He said 3,000 out of 8,311 applicants, in addition to 11,000 candidates on distance learning, was the quota approved by the GES Council to be granted study leave. These teachers would be pursuing either first degree or post-graduate courses in some priority subject areas this academic year.

Mr Nsowah was addressing a workshop at Ajumako in the Central Region to sensitise Directors of Education on the allocation of study leave quota for the various regions.

The workshop was also to deliberate on the modalities regarding the grant of study leave with pay. They include review of approved letters, extension of study leave, deferment of study leave, study leave outside the country, correspondence, signatory, proper procedure, monitoring of study leave beneficiaries and submission of final approved lists, bond and monitoring forms.

Mr Nsowah said the GES Headquarters had been given 50 allocations to cater for applicants for local institutions and overseas institutions.

Ashanti Region had the highest quota of 569 out of 1,603 applications followed by Volta Region, which was given 463 against 1,304 applicants. Central Region had 406 out of 1,143 and Eastern had 400 out of 1,128. Northern Region had 255 out of 720, Greater Accra had 246 out of 692, Western had 198 out of 557, Brong Ahafo had 151 out of 426, Upper East was given 143 out of 403 and Upper West had 119 out of 335. One more application would be approved later.

Mr Nsowah said the allocation of quotas to each region and district was based on the number of qualified applicants they submitted. He said all regional and district directors were required to constitute committees in various regions and districts as early as possible to select qualified applicants to be considered for the grant of study leave with pay on the existing criteria.

The criteria for selection of qualified applicants takes into consideration teachers in deprived area schools, those who had served for 10 years and above, those who served between six and nine years, and from three to five years.

Mr Nsowah appealed to directors to ensure that priority was given to teachers who had served for long periods instead of those who were still serving their bonds.

He said a shortlist of applicants should be published in the regions and the districts to enable affected teachers take informed decision.

He added that the names of teachers who were not granted study leave with pay and were also not teaching in the classroom should be deleted from the payroll to avoid the problems of ghost names. The study leave programme over the years has been fraught with many challenges to the detriment of the service, partly due to the large number of teachers gaining admission into the various institutions in a particular year.

Mr Nsowah said the system had now been decentralized and that responsibility had shifted to the regions and districts who should identify qualified personnel to be considered for study leave and grant them study leave with pay after scrutinising their application forms. This was based on the assumption that regions were familiar with the teachers and could detect falsification of personal records. He said though the system had been decentralized some teachers kept on rushing to the headquarters for solution to their problems on study leave, which did not augur well for the service.

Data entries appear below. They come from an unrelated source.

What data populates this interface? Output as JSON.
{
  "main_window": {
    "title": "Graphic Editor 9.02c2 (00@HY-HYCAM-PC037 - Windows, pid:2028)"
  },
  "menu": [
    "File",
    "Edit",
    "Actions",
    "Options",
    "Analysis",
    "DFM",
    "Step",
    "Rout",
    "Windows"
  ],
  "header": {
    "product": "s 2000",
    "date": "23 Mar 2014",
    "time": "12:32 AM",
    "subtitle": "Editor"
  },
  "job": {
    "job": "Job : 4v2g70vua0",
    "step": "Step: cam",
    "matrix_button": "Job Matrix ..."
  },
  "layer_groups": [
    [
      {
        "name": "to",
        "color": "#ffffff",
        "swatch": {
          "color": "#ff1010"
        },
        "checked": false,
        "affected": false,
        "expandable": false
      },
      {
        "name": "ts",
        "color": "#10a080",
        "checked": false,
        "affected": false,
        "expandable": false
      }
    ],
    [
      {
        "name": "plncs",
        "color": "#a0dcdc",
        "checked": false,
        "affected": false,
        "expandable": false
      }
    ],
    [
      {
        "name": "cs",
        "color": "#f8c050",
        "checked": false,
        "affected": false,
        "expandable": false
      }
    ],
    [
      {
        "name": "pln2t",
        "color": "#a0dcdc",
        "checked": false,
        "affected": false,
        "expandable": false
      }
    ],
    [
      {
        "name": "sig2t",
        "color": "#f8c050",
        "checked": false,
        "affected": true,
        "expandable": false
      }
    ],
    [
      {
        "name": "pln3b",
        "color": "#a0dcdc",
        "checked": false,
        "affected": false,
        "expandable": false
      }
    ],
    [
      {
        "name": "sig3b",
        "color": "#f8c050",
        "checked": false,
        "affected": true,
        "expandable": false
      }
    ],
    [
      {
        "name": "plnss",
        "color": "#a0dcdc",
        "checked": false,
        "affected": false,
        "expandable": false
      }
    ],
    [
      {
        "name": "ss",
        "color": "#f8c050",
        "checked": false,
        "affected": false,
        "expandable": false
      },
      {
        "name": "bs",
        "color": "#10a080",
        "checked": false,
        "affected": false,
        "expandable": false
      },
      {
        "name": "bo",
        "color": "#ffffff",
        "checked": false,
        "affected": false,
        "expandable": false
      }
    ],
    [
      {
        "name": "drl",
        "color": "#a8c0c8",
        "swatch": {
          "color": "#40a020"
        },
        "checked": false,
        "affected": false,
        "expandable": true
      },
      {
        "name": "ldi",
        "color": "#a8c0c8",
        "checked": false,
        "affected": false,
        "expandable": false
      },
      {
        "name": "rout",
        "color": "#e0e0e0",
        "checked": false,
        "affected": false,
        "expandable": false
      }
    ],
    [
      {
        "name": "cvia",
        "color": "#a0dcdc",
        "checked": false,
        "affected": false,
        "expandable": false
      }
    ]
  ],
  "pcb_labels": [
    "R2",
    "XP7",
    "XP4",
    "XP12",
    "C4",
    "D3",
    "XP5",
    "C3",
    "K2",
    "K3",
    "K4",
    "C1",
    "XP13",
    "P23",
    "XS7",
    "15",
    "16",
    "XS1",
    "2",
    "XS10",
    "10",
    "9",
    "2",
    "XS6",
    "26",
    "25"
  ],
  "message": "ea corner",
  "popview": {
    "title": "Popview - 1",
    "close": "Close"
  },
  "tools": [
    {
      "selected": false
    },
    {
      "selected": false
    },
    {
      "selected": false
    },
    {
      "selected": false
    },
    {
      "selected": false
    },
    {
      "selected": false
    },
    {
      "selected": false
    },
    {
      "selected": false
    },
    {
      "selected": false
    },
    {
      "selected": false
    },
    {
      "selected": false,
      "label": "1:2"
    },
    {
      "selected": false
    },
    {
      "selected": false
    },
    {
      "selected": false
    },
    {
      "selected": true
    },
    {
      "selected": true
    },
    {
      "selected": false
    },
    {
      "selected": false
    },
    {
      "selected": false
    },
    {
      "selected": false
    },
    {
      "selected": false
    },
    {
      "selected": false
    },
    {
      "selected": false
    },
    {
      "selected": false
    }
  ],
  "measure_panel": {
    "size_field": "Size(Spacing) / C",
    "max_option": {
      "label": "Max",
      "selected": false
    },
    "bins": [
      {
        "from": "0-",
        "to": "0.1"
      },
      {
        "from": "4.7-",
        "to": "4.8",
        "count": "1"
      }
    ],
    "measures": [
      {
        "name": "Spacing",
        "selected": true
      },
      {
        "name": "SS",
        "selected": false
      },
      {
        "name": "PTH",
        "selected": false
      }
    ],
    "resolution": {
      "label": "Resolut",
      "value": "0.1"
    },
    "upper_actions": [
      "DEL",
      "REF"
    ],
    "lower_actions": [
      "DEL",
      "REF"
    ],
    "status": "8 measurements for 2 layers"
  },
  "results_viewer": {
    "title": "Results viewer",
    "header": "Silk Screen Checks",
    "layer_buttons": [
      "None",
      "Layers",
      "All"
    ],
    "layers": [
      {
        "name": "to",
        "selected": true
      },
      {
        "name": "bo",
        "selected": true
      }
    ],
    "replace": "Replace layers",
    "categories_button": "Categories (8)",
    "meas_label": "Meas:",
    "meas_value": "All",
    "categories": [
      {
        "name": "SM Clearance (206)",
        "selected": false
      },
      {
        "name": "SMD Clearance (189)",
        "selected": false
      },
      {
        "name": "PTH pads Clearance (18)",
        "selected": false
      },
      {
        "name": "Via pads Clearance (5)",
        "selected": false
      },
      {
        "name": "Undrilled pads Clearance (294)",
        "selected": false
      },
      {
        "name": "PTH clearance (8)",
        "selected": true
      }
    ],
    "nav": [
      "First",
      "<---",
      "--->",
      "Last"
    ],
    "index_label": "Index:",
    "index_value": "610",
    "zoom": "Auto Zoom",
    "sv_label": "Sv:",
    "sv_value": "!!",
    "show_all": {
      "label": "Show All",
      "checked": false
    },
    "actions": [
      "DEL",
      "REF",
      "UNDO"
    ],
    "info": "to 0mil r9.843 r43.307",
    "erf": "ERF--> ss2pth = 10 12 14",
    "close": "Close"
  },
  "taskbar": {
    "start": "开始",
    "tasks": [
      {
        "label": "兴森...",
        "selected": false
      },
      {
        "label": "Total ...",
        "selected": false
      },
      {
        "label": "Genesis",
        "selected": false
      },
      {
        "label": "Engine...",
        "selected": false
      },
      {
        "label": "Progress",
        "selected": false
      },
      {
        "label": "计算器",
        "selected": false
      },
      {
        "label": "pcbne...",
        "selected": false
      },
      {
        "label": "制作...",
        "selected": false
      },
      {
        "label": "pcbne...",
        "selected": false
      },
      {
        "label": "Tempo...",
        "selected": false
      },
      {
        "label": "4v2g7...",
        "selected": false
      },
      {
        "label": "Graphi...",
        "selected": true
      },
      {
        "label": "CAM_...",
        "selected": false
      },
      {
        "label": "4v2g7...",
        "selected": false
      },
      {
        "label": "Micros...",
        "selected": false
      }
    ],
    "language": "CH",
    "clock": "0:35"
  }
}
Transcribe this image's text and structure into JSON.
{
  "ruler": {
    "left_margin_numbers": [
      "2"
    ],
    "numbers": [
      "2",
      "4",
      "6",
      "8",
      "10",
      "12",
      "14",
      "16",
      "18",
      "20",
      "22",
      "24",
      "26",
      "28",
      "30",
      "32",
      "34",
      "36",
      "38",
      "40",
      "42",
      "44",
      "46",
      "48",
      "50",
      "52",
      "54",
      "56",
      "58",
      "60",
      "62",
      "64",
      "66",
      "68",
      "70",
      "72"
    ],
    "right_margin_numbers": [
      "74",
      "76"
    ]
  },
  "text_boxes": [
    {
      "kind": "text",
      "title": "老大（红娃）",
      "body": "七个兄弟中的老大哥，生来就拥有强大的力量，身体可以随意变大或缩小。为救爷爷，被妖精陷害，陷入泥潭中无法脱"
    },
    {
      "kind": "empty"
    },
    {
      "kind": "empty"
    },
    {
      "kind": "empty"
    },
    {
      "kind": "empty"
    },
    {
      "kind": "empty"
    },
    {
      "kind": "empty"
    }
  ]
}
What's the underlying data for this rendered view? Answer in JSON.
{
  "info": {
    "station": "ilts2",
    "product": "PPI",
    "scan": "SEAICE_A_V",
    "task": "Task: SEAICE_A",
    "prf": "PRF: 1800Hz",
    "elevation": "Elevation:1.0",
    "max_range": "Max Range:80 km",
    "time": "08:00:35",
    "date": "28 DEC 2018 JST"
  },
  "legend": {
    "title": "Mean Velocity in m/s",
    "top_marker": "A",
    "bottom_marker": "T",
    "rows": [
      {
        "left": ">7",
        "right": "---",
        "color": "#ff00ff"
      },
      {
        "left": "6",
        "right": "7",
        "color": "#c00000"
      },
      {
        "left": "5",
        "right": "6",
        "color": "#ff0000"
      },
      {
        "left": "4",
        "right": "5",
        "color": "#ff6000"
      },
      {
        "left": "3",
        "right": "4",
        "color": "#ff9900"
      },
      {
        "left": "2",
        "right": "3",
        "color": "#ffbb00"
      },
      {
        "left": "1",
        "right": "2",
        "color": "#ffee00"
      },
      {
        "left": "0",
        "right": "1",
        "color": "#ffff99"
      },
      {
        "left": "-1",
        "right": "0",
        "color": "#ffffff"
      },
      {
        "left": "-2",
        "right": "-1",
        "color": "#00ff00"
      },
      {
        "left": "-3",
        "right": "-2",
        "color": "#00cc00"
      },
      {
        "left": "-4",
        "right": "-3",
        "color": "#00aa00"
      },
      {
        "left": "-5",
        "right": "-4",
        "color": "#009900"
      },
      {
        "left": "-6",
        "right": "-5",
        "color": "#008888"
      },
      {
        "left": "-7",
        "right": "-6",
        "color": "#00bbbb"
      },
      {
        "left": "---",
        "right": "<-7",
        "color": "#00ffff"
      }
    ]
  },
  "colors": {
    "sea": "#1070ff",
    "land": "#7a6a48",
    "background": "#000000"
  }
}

Mr Nsowah said teachers who gained admission into tertiary institutions refused to wait for their study leave approval letters before they entered into those institutions.

"They later come pleading with us to grant them study leave with pay when they see that the going is not easy without pay. Management would not entertain those requests any longer," he cautioned. He urged regional and district directors to put in mechanisms to resolve these perennial problems, which really went to damage the image of the service.

Mr Nsowah said failure by beneficiaries to serve the bond would amount to breach of the agreement and the beneficiary of the guarantor would be made to pay 30 million cedis.

Ms Nancy Hooper Opoku, Acting Director Human Resource and Management Division, said all technical school teachers without any formal training from the teacher training colleges and who had been recruited to teach should serve for three years before applying for study leave with pay.